Millennials are graduating with record levels of student loan debt and not finding adequate jobs to help pay off that debt. The combination of record student loan debt and a poor job market has forced many millennials to continue living with their parents and not progress to the stages of life, such as getting married, having children and buying a home that previous generations enjoyed at the same age. Fewer weddings, honeymoons, new home purchases and home renovations and children have a negative impact on the current economy and will have negative consequences long-term.
A little-known fact is that there are more millennials today than baby boomers. Without sufficient population growth, millennials will not have a generation to adequately support them in their old age and millennials, therefore, will be a heavier burden on the economy in about 50 years.
Are you suffocating under the burden of student loan debt? Lower your payments now.
What should a family do? Parents are typically advised to save a lot, early and often, but with stagnant wages, high unemployment and everything from housing to food to college increasing in costs, saving for college is impossible for many and next to impossible for more.
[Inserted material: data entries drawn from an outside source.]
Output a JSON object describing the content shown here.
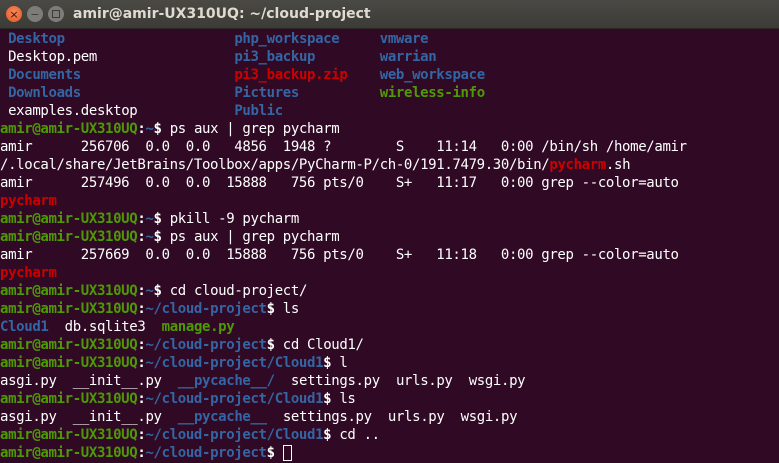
{
  "window": {
    "title": "amir@amir-UX310UQ: ~/cloud-project",
    "close_glyph": "×",
    "minimize_glyph": "−"
  },
  "colors": {
    "background": "#300a24",
    "prompt_user": "#4e9a06",
    "path_and_dirs": "#3465a4",
    "grep_match_and_archives": "#cc0000",
    "executables": "#4e9a06",
    "text": "#ffffff"
  },
  "terminal": {
    "listing": [
      [
        "Desktop",
        "php_workspace",
        "vmware"
      ],
      [
        "Desktop.pem",
        "pi3_backup",
        "warrian"
      ],
      [
        "Documents",
        "pi3_backup.zip",
        "web_workspace"
      ],
      [
        "Downloads",
        "Pictures",
        "wireless-info"
      ],
      [
        "examples.desktop",
        "Public"
      ]
    ],
    "prompt_user": "amir@amir-UX310UQ",
    "prompt_colon": ":",
    "prompt_dollar": "$ ",
    "prompt_tilde": "~",
    "path_cloud": "~/cloud-project",
    "path_cloud1": "~/cloud-project/Cloud1",
    "cmd_ps": "ps aux | grep pycharm",
    "ps1_line1": "amir      256706  0.0  0.0   4856  1948 ?        S    11:14   0:00 /bin/sh /home/amir",
    "ps1_line2_pre": "/.local/share/JetBrains/Toolbox/apps/PyCharm-P/ch-0/191.7479.30/bin/",
    "ps1_line2_post": ".sh",
    "ps1_line3": "amir      257496  0.0  0.0  15888   756 pts/0    S+   11:17   0:00 grep --color=auto",
    "match_word": "pycharm",
    "cmd_pkill": "pkill -9 pycharm",
    "ps2_line1": "amir      257669  0.0  0.0  15888   756 pts/0    S+   11:18   0:00 grep --color=auto",
    "cmd_cd_cloud": "cd cloud-project/",
    "cmd_ls": "ls",
    "ls1_cloud1": "Cloud1",
    "ls1_db": "db.sqlite3",
    "ls1_manage": "manage.py",
    "cmd_cd_cloud1": "cd Cloud1/",
    "cmd_l": "l",
    "l_asgi": "asgi.py",
    "l_init": "__init__.py",
    "l_pycache": "__pycache__/",
    "l_settings": "settings.py",
    "l_urls": "urls.py",
    "l_wsgi": "wsgi.py",
    "ls2_pycache": "__pycache__",
    "cmd_cd_up": "cd .."
  }
}
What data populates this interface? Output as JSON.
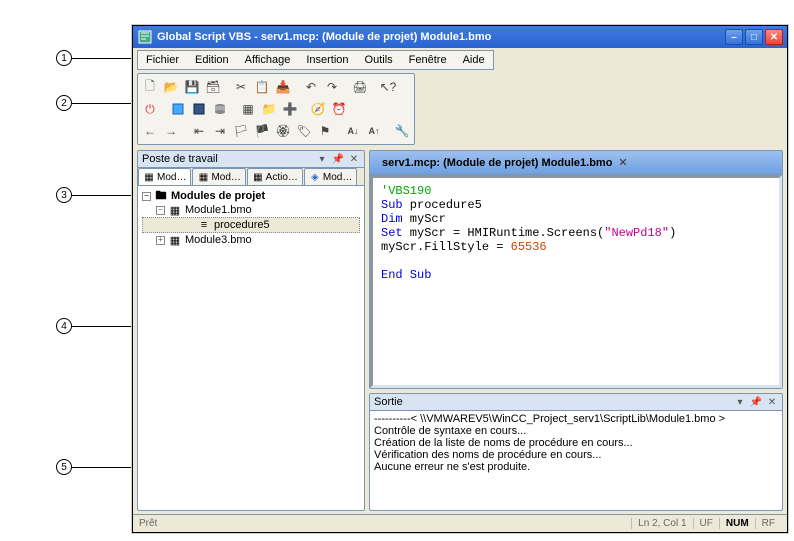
{
  "title": "Global Script VBS - serv1.mcp: (Module de projet) Module1.bmo",
  "menu": [
    "Fichier",
    "Edition",
    "Affichage",
    "Insertion",
    "Outils",
    "Fenêtre",
    "Aide"
  ],
  "toolbar_icons": {
    "row1": [
      "file-new",
      "file-open",
      "file-save",
      "save-all",
      "blank",
      "cut",
      "copy",
      "paste",
      "blank",
      "undo",
      "redo",
      "blank",
      "print",
      "blank",
      "help-cursor"
    ],
    "row2": [
      "exit",
      "blank",
      "box-blue",
      "box-dark",
      "db",
      "blank",
      "table",
      "box-y",
      "box-plus",
      "blank",
      "compass",
      "clock"
    ],
    "row3": [
      "arrow-left",
      "arrow-right",
      "blank",
      "outdent",
      "indent",
      "flag-a",
      "flag-b",
      "flag-c",
      "flag-d",
      "flag-e",
      "blank",
      "ab1",
      "ab2",
      "blank",
      "wrench"
    ]
  },
  "workspace": {
    "panel_title": "Poste de travail",
    "tabs": [
      "Mod…",
      "Mod…",
      "Actio…",
      "Mod…"
    ],
    "tree": {
      "root": "Modules de projet",
      "items": [
        {
          "name": "Module1.bmo",
          "expanded": true,
          "proc": "procedure5"
        },
        {
          "name": "Module3.bmo",
          "expanded": false
        }
      ]
    }
  },
  "editor": {
    "tab_label": "serv1.mcp: (Module de projet) Module1.bmo",
    "code": {
      "l1": "'VBS190",
      "l2a": "Sub",
      "l2b": " procedure5",
      "l3a": "Dim",
      "l3b": " myScr",
      "l4a": "Set",
      "l4b": " myScr = HMIRuntime.Screens(",
      "l4c": "\"NewPd18\"",
      "l4d": ")",
      "l5a": "myScr.FillStyle = ",
      "l5b": "65536",
      "l6": "End Sub"
    }
  },
  "output": {
    "title": "Sortie",
    "lines": [
      "----------< \\\\VMWAREV5\\WinCC_Project_serv1\\ScriptLib\\Module1.bmo >",
      "Contrôle de syntaxe en cours...",
      "Création de la liste de noms de procédure en cours...",
      "Vérification des noms de procédure en cours...",
      "Aucune erreur ne s'est produite."
    ]
  },
  "statusbar": {
    "ready": "Prêt",
    "pos": "Ln 2, Col 1",
    "uf": "UF",
    "num": "NUM",
    "rf": "RF"
  },
  "callouts": [
    "1",
    "2",
    "3",
    "4",
    "5"
  ]
}
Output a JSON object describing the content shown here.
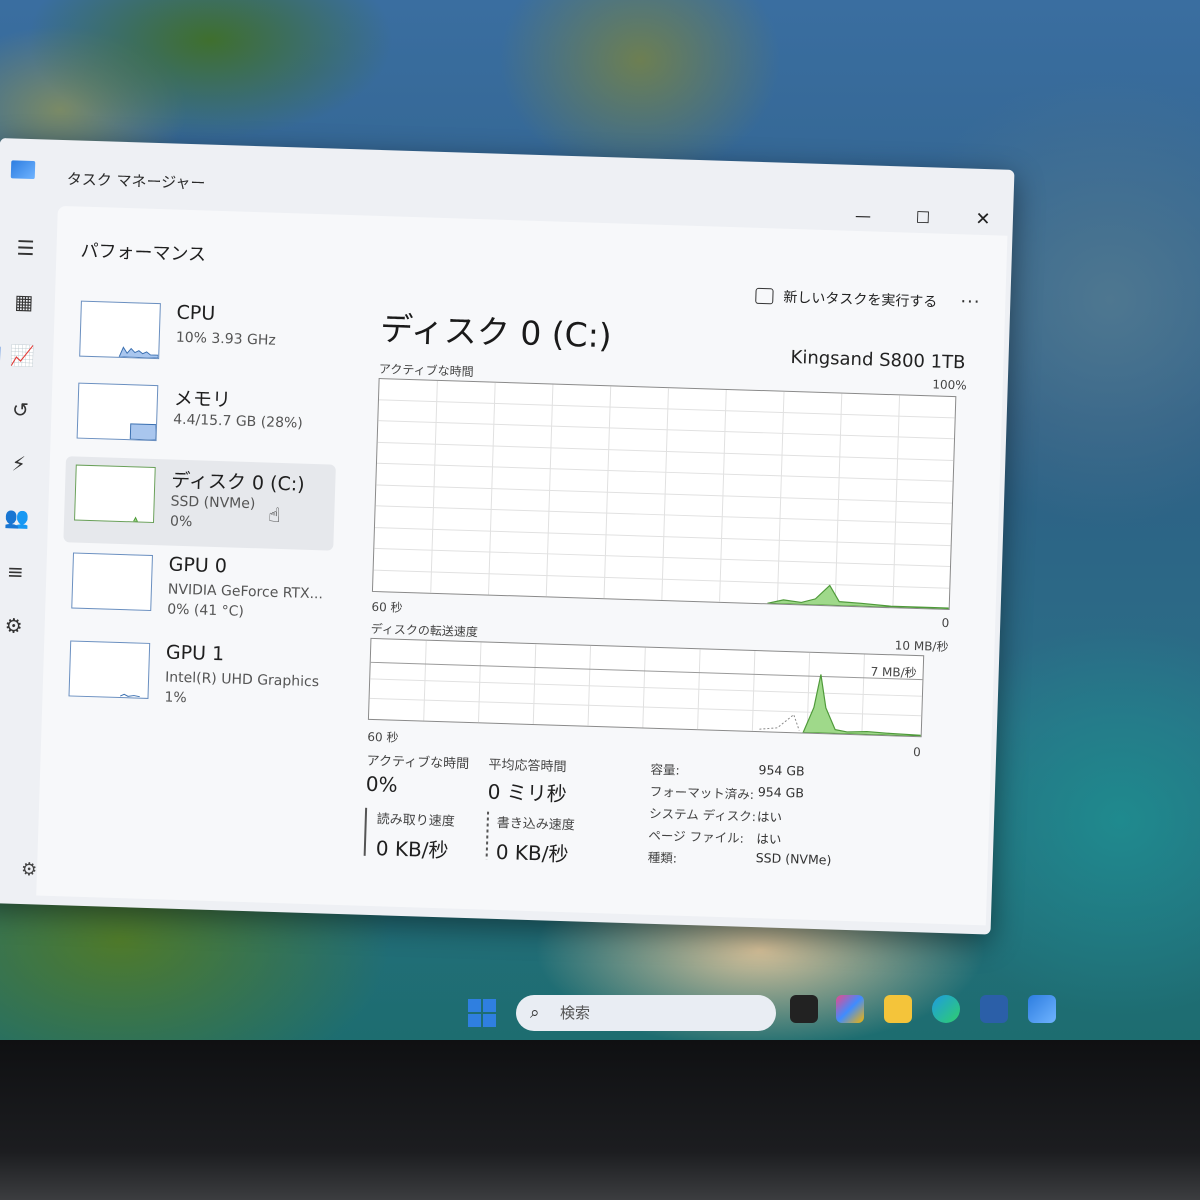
{
  "window": {
    "title": "タスク マネージャー",
    "minimize": "—",
    "maximize": "☐",
    "close": "✕"
  },
  "header": {
    "page_title": "パフォーマンス",
    "run_task_label": "新しいタスクを実行する",
    "more": "..."
  },
  "nav": {
    "icons": [
      "menu-icon",
      "processes-icon",
      "performance-icon",
      "app-history-icon",
      "startup-apps-icon",
      "users-icon",
      "details-icon",
      "services-icon",
      "settings-icon"
    ]
  },
  "devices": [
    {
      "name": "CPU",
      "sub": "10% 3.93 GHz",
      "sub2": ""
    },
    {
      "name": "メモリ",
      "sub": "4.4/15.7 GB (28%)",
      "sub2": ""
    },
    {
      "name": "ディスク 0 (C:)",
      "sub": "SSD (NVMe)",
      "sub2": "0%"
    },
    {
      "name": "GPU 0",
      "sub": "NVIDIA GeForce RTX...",
      "sub2": "0% (41 °C)"
    },
    {
      "name": "GPU 1",
      "sub": "Intel(R) UHD Graphics",
      "sub2": "1%"
    }
  ],
  "detail": {
    "title": "ディスク 0 (C:)",
    "model": "Kingsand S800 1TB",
    "active_time_graph": {
      "label": "アクティブな時間",
      "max_label": "100%",
      "time_label": "60 秒",
      "zero_label": "0"
    },
    "transfer_graph": {
      "label": "ディスクの転送速度",
      "max_label": "10 MB/秒",
      "mid_label": "7 MB/秒",
      "time_label": "60 秒",
      "zero_label": "0"
    },
    "stats": {
      "active_time_label": "アクティブな時間",
      "active_time_value": "0%",
      "avg_response_label": "平均応答時間",
      "avg_response_value": "0 ミリ秒",
      "read_speed_label": "読み取り速度",
      "read_speed_value": "0 KB/秒",
      "write_speed_label": "書き込み速度",
      "write_speed_value": "0 KB/秒"
    },
    "properties": [
      {
        "label": "容量:",
        "value": "954 GB"
      },
      {
        "label": "フォーマット済み:",
        "value": "954 GB"
      },
      {
        "label": "システム ディスク:",
        "value": "はい"
      },
      {
        "label": "ページ ファイル:",
        "value": "はい"
      },
      {
        "label": "種類:",
        "value": "SSD (NVMe)"
      }
    ]
  },
  "taskbar": {
    "search_placeholder": "検索"
  },
  "colors": {
    "accent": "#2a6fd6",
    "disk_fill": "#9fd98a",
    "disk_line": "#4f9a3a",
    "memory_fill": "#a9c6ee"
  }
}
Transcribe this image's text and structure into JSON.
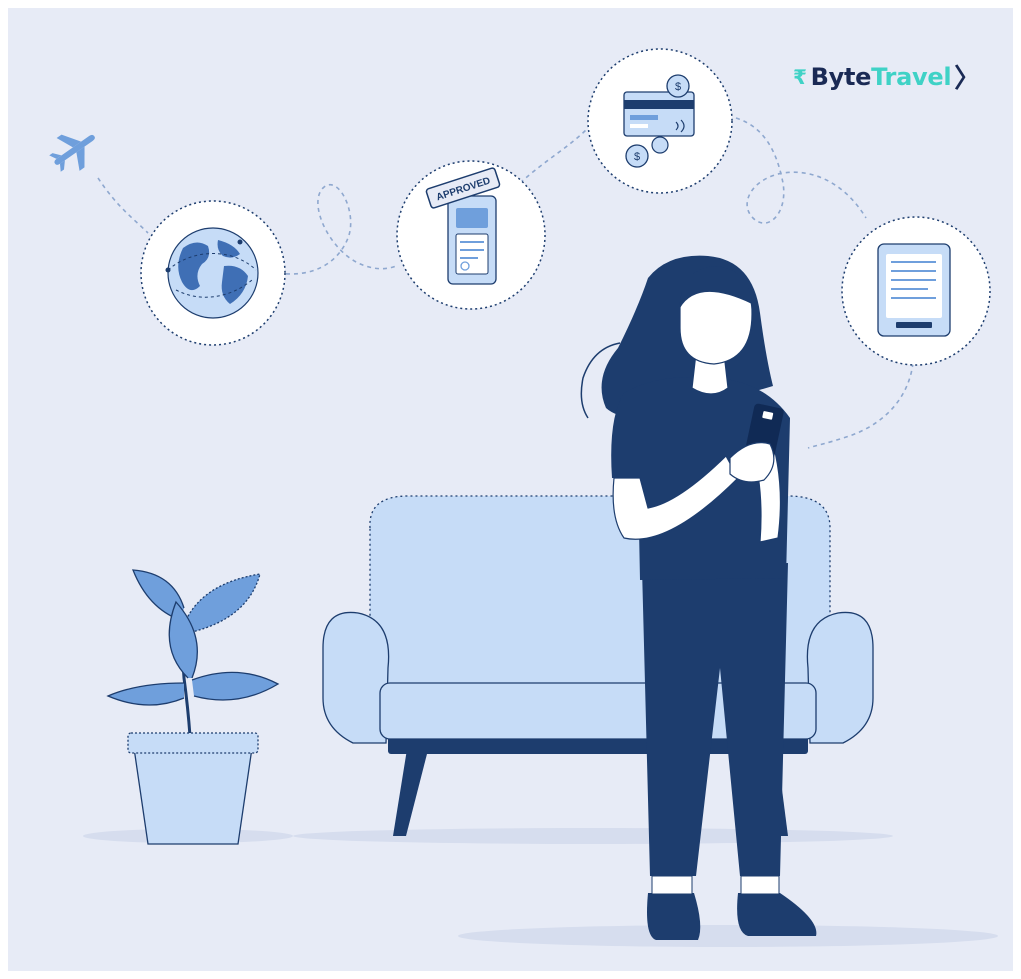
{
  "logo": {
    "currency_symbol": "₹",
    "word_primary": "Byte",
    "word_secondary": "Travel",
    "chevron": "〉"
  },
  "bubbles": {
    "approved_stamp": "APPROVED",
    "coin_symbol": "$"
  },
  "colors": {
    "background": "#e7ebf6",
    "navy": "#1d3d6e",
    "light_blue": "#c6dcf7",
    "mid_blue": "#6f9fdc",
    "accent_teal": "#3fd2c6"
  },
  "icons": [
    "airplane-icon",
    "globe-icon",
    "approved-visa-icon",
    "payment-card-icon",
    "tablet-form-icon",
    "phone-icon"
  ]
}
This advice is wholly inadequate, too abstract and simply outdated, which is why we wrote the #MoneyConscious Student eBook.
The #MoneyConscious Student is directed towards high school and college-age students to prepare them financially for college, or any post-secondary education, and help them manage expenses while there. We discuss viable alternatives to attending four-year colleges, creative ways to directly pay for and subsidize any post-secondary education and detail steps to keep all expenses low so students have less debt to pay off either directly or indirectly after graduation.
The #MoneyConscious Student is available for FREE using the link below and is just one tool in helping your kids go to school for free or close to it.
Get your copy today and help the student in your life.
Other great posts about college and student loans
- College Saving Rules: Invest Early & Often
- Extra Curricular Activities Can Help You Pay for College
- 4 Ways to Manage Costs in College